Banh xeo, which is a sort of paper-thin rice flour crêpe, stuffed with pork and shrimps, served with lettuce and fresh herbs is one of our favourite Vietnamese dishes. BÊP’s version wasn’t exactly bad, but it was slightly disappointing. The crêpe itself was a bit too thick and masked the flavour of the filling, which was otherwise pretty tasty on its own, and it was more than a bit messy to eat – definitely not a dish you’d want to order on a date!
To finish, we tried the only dessert on the menu: grilled sticky rice wrapped in banana leaves with pandan coconut sauce and roasted peanuts. The flavour was pleasing, but nothing out of this world. We would perhaps have added some banana or something to it to give it a bit more depth and moisture, but we may have just totally destroyed a typical Vietnamese dish in so doing!
The verdict: The total bill, for a lot of food and a tiny carafe of wine, came to $658 for the two of us. It’s a little pricier than Nha Trang, but the quality and ingredients are clearly superior. It’s also nice to feel like you’re not just a number and they aren’t trying to get you out as fast as possible.
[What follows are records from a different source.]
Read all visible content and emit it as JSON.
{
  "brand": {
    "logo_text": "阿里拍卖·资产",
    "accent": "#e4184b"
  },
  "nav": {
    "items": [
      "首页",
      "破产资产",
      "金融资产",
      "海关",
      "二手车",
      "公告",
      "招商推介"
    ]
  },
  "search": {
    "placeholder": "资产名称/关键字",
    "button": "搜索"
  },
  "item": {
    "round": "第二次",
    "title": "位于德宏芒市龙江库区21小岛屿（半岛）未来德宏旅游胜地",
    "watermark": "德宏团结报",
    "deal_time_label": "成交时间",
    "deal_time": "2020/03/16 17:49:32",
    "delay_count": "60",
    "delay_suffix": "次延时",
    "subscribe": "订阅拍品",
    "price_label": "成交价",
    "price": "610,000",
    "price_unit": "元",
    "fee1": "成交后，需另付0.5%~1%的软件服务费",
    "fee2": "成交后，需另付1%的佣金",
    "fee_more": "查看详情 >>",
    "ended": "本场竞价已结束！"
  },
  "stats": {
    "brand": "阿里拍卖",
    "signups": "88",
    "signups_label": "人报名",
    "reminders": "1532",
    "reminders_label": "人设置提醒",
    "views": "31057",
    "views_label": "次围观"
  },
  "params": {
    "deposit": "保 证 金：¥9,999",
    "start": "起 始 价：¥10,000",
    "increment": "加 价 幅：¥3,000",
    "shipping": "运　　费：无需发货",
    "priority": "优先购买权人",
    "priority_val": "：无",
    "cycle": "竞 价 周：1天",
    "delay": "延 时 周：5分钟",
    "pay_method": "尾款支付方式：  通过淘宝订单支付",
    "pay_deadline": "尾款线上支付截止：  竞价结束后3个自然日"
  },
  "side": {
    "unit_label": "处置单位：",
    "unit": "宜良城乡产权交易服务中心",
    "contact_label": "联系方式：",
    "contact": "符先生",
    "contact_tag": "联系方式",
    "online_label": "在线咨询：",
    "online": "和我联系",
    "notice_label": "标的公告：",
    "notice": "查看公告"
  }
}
For times when we’re craving decent Vietnamese food that’s closer to home for some than our beloved Noodlemi and cheaper than our other fave Chôm Chôm, BÊP will definitely be our go-to place.
By Ale Wilkinson.
Open daily from 12pm – 4pm and 6pm – 11pm.
LG/F, 9-11 Staunton Street/Tsung Wing Lane, Soho, 2522 7533